The way ‘tagged’ funds have to be disclosed in the Notes has changed with the last update of the Tier 3 standard.
‘Tagged’, or dedicated, funds come in two types:
a) External Commitment
You have agreed with another party to spend funds they have given you in a certain way. This covers most grants, some other donations and some sponsorships. Such funds are considered liabilities.
b) Internal Commitment
Your organisation has set aside a portion of its own funds for a specific future purpose. This may be donations you have collected over the year for a building upgrade, money set aside to pay staff in case you have to wind up, or a range of other purposes. Because the commitment is internal, and not to an external party, this is not a liability, but can be portioned out as a reserve in equity.
Disclosures required in the Notes
External Commitment (s A221)
For grants, donations or similar with an external commitment, where there is an unexpended amount at balance date, you have to disclose in the Notes:
- what purpose or items you are expected to spend the funds on.
- when you expect to have fully expended these funds.
It is not necessary to name individual funders, although they generally do appreciate it.
Internal Commitments (s A232-A235)
For any reserves, organisations now have to give an explanation about the purpose of the reserve and how it is managed.
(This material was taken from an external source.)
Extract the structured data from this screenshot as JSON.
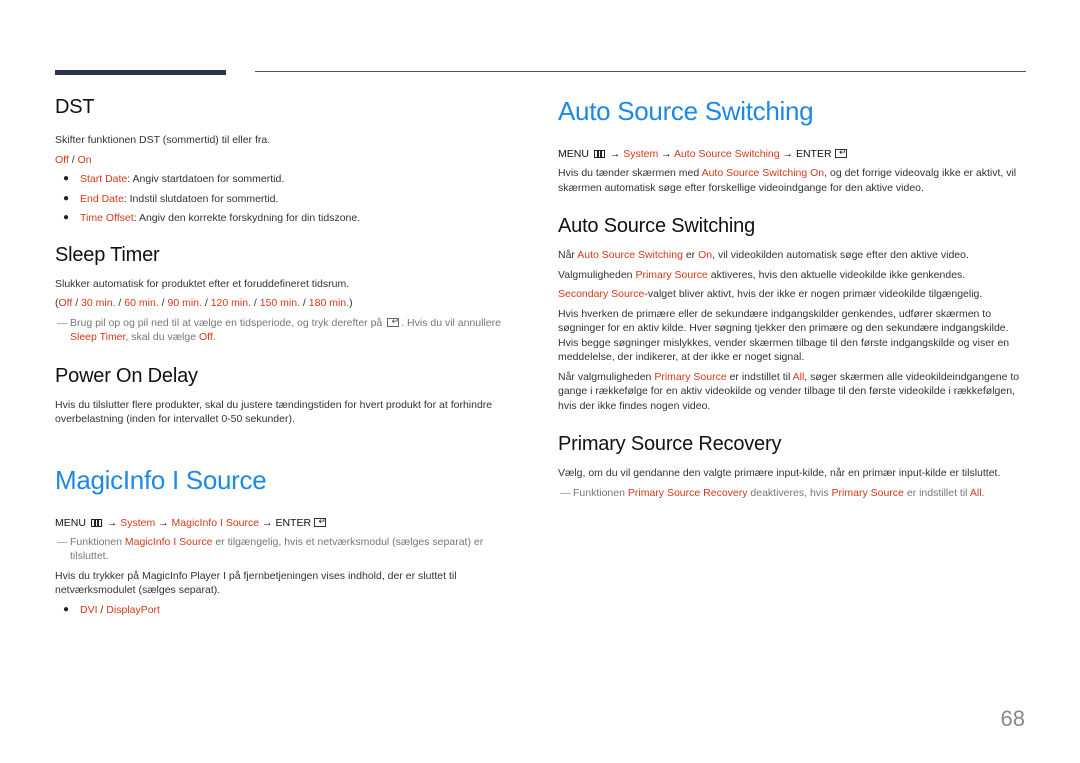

Note that ‘reserve’ does not mean your general accumulated funds, or any money you may have invested in term deposits or portfolios for no particular reason other than generating investment return.
For ‘discretionary’ reserves, i.e. money that is internally set aside for a purpose, the standard asks specifically that the purpose of the reserve is specified in the Notes, as well as how and when the organisation plans to spend it.